▶ **GOAL OF THE EXERCISE**:
Once a line is found to contain "header", copy it out of the listing.

━━━━━━━━

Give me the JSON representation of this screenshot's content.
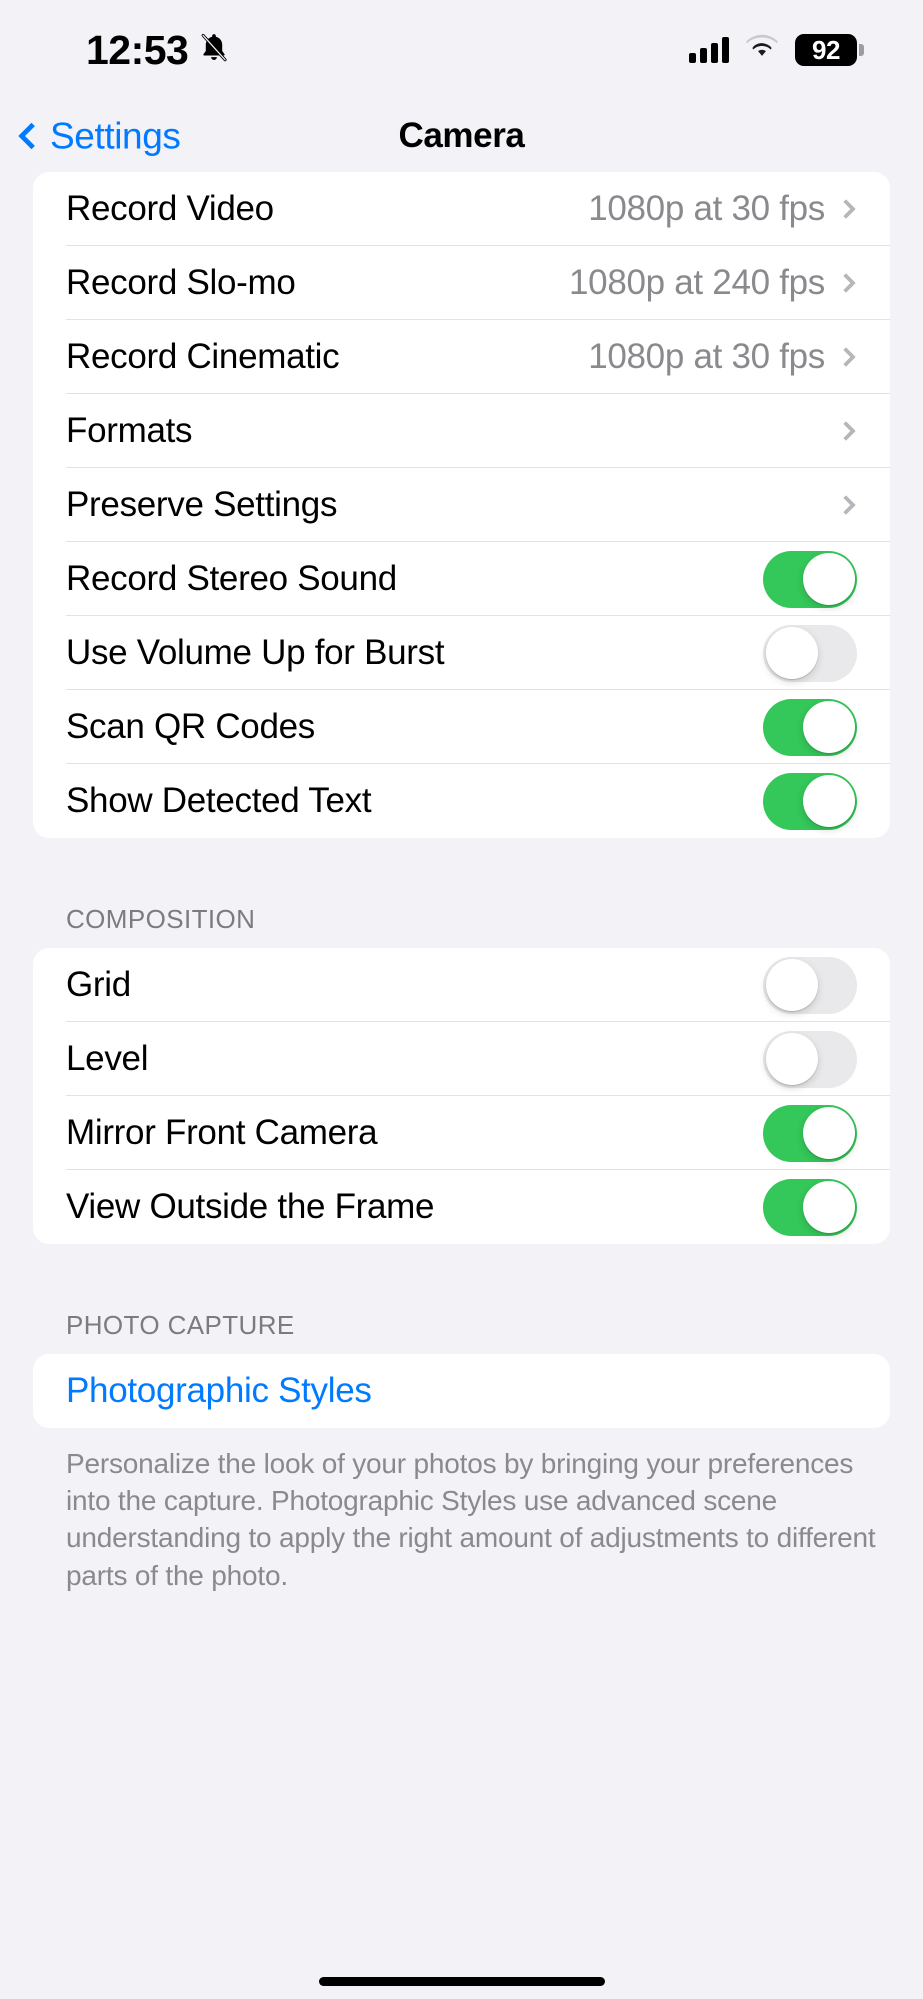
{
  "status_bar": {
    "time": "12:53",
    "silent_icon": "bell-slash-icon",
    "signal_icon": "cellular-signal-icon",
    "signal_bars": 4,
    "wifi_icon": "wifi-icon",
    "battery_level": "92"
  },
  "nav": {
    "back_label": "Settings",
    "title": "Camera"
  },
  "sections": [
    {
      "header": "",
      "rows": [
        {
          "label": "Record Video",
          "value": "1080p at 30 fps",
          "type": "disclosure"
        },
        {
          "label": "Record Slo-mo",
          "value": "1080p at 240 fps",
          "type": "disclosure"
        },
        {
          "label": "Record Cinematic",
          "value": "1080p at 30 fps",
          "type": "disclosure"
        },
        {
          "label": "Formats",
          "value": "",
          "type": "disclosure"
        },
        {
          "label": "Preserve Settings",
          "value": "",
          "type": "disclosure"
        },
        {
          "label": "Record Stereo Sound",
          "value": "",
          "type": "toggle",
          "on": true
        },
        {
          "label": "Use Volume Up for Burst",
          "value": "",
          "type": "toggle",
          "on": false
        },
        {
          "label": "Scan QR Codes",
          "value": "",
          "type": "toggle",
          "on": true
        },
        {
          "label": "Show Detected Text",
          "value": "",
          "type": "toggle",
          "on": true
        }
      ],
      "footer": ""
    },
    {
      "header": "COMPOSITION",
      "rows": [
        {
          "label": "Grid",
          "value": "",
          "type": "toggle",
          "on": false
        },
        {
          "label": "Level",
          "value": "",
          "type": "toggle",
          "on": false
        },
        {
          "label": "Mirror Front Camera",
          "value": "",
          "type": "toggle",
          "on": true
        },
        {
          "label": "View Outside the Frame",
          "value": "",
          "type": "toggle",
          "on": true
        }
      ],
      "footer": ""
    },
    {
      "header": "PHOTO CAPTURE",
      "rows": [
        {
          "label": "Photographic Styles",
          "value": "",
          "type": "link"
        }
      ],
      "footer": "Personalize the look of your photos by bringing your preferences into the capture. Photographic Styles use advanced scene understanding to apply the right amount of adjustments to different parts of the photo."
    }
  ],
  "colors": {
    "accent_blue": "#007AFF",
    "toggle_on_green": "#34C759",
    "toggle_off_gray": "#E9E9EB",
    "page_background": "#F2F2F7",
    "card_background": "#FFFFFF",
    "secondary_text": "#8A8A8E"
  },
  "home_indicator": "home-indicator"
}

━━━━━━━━

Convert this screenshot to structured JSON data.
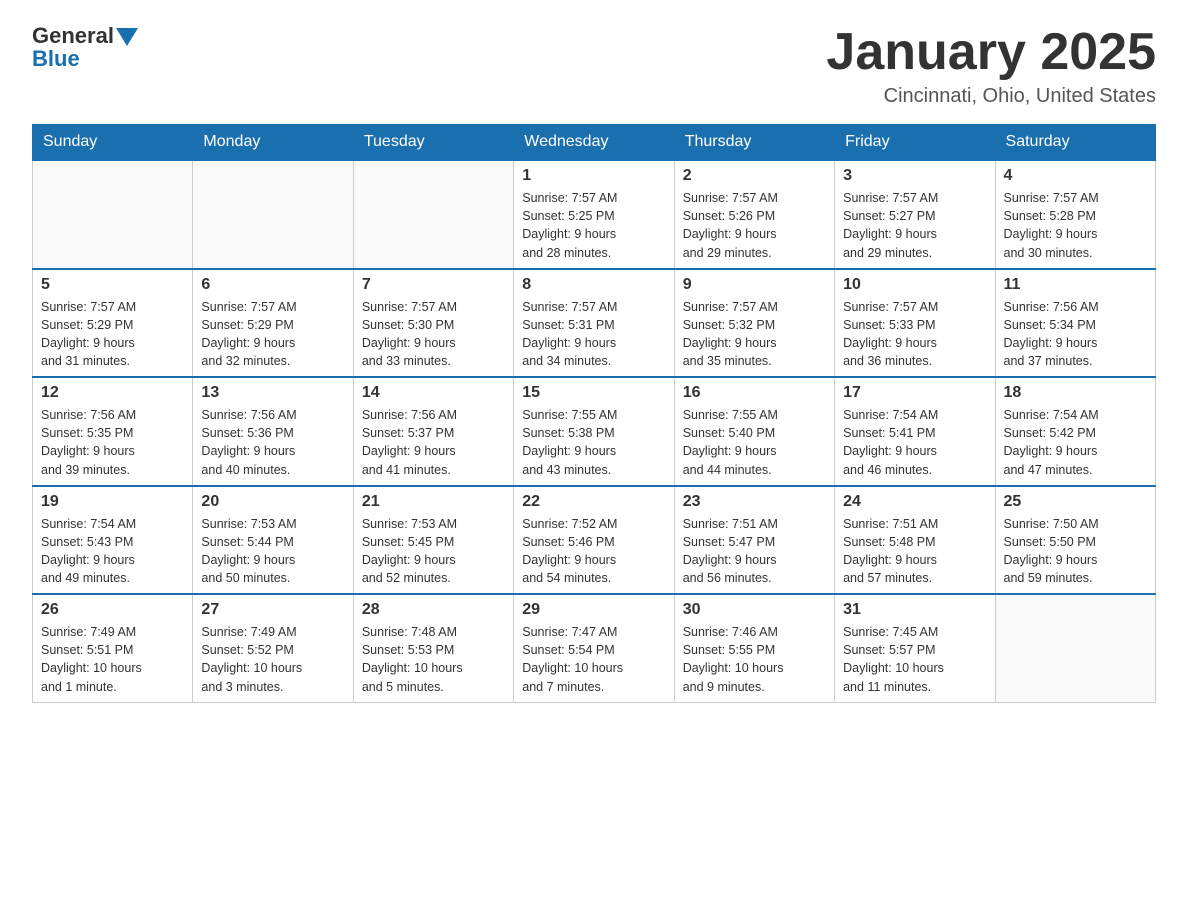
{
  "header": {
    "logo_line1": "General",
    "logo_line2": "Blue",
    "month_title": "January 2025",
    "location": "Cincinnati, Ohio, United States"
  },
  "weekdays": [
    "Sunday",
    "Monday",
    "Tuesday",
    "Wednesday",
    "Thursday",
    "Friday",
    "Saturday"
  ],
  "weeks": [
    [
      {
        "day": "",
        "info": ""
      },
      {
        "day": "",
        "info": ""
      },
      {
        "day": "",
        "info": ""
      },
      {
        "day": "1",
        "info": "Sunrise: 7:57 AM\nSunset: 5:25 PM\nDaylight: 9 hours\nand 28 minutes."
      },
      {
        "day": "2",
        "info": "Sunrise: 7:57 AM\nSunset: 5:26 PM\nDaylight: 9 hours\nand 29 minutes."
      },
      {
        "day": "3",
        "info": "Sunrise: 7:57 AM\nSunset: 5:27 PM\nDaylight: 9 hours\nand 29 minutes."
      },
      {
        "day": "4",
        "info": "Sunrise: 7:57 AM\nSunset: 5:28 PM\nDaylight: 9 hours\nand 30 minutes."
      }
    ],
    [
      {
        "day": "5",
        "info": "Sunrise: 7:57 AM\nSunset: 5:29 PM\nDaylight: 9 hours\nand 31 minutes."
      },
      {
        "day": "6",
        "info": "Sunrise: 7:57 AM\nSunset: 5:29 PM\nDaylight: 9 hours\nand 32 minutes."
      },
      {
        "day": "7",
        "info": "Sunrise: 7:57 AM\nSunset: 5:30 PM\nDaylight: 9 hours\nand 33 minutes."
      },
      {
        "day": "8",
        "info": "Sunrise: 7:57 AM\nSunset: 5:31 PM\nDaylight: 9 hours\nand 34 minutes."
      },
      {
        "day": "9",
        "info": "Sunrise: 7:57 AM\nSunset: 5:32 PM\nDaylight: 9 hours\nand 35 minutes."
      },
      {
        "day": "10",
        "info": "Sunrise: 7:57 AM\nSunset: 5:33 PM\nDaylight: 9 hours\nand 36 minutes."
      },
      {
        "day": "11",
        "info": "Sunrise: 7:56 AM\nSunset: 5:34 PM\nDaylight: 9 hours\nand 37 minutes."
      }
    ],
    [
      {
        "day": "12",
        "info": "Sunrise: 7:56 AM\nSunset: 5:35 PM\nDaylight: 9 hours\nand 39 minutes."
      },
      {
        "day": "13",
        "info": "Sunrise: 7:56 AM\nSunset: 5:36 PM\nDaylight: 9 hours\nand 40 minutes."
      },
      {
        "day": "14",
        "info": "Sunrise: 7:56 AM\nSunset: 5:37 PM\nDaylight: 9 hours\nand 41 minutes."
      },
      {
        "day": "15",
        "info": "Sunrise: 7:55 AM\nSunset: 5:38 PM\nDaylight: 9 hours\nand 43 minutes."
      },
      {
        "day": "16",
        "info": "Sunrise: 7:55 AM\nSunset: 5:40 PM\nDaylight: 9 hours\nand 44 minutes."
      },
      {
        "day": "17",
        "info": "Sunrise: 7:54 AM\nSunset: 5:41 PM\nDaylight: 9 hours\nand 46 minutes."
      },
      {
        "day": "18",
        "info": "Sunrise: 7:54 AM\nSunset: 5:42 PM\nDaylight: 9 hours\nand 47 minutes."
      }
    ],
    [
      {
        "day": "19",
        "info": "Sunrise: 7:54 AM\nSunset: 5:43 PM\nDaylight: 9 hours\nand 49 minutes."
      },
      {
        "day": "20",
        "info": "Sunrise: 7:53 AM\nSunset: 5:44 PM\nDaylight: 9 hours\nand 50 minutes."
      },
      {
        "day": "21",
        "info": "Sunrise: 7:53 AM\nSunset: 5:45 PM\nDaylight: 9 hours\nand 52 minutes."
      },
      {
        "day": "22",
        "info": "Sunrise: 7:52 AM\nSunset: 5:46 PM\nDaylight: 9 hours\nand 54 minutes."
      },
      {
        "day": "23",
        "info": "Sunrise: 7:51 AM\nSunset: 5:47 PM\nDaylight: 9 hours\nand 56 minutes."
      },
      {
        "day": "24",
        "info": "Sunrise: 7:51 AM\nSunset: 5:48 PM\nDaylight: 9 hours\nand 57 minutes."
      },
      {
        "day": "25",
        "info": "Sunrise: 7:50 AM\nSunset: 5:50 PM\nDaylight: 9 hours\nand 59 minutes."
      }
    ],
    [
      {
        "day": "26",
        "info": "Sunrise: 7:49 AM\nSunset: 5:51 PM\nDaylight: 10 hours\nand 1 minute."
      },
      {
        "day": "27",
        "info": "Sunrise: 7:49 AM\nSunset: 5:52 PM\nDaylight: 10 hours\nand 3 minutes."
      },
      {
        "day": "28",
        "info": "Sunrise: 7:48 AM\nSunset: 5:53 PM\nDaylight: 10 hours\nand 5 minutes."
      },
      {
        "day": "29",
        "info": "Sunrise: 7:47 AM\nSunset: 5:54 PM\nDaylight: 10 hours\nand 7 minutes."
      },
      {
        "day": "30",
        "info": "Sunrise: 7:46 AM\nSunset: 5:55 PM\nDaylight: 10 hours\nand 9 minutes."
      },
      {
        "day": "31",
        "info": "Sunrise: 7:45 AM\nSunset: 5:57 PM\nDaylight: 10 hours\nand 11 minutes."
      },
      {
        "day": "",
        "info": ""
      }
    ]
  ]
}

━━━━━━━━

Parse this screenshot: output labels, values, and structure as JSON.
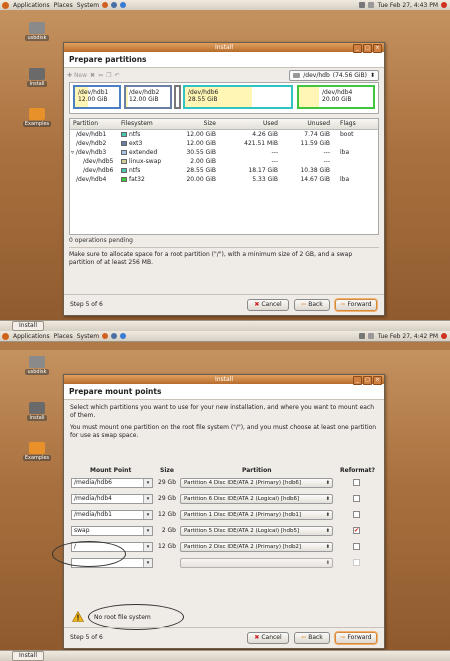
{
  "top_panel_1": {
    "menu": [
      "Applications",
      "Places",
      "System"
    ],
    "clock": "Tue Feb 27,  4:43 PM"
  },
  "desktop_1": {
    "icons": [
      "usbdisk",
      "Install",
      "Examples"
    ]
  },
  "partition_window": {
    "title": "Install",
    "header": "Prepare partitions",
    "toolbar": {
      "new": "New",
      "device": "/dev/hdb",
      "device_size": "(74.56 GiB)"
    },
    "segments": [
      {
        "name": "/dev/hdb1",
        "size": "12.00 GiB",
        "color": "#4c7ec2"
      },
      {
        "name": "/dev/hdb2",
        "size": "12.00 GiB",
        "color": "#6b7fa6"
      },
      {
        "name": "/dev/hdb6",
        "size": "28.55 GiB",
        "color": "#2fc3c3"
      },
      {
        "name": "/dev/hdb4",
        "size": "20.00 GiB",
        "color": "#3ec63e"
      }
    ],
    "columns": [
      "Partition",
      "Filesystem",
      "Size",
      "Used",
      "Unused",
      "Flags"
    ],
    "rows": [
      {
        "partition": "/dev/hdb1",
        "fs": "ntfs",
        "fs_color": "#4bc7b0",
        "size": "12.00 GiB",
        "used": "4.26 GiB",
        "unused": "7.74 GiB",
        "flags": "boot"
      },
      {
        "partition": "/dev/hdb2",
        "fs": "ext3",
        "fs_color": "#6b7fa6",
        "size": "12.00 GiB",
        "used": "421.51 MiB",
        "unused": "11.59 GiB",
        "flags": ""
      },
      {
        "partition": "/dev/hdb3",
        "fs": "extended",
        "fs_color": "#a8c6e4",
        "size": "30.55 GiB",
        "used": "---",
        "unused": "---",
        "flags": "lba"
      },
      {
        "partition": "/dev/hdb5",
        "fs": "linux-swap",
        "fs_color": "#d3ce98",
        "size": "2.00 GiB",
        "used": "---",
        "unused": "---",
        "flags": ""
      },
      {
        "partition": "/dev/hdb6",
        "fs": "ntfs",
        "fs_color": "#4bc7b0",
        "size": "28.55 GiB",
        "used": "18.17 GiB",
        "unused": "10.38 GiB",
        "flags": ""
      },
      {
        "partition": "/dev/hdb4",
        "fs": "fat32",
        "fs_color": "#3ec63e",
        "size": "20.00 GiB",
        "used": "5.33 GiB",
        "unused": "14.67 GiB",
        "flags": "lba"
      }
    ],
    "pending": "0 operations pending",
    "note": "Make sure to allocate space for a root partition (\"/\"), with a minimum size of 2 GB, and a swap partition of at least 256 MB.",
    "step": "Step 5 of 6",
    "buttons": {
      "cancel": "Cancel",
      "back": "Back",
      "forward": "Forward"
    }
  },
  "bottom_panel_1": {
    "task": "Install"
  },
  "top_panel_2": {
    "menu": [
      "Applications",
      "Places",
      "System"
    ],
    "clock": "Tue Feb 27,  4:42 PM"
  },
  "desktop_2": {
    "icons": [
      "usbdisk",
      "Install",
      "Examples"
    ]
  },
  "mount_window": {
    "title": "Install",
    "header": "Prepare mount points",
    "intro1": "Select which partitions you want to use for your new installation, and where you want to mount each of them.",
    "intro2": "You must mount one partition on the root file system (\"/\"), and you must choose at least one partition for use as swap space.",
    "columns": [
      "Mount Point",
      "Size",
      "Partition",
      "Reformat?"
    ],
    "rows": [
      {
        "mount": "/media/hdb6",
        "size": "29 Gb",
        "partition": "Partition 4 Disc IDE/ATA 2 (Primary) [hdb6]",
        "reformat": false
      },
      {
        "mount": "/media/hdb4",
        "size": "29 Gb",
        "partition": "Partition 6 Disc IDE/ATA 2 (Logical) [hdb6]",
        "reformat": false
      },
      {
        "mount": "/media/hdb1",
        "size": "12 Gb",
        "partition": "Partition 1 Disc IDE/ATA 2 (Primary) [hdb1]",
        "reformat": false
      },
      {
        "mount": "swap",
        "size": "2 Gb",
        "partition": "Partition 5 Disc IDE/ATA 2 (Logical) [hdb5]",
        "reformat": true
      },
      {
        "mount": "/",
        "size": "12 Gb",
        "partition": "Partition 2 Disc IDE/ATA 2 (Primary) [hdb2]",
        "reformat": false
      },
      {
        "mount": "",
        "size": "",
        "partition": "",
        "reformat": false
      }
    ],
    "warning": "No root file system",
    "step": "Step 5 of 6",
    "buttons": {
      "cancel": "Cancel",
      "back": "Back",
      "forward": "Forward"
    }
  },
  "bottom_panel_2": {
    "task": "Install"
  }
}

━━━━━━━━

▶ **SOLUTION TO THIS EXERCISE**:
      "header": "",
      "header": "COMPOSITION",
      "header": "PHOTO CAPTURE",
  "header": {
    "header": "Prepare partitions",
    "header": "Prepare mount points",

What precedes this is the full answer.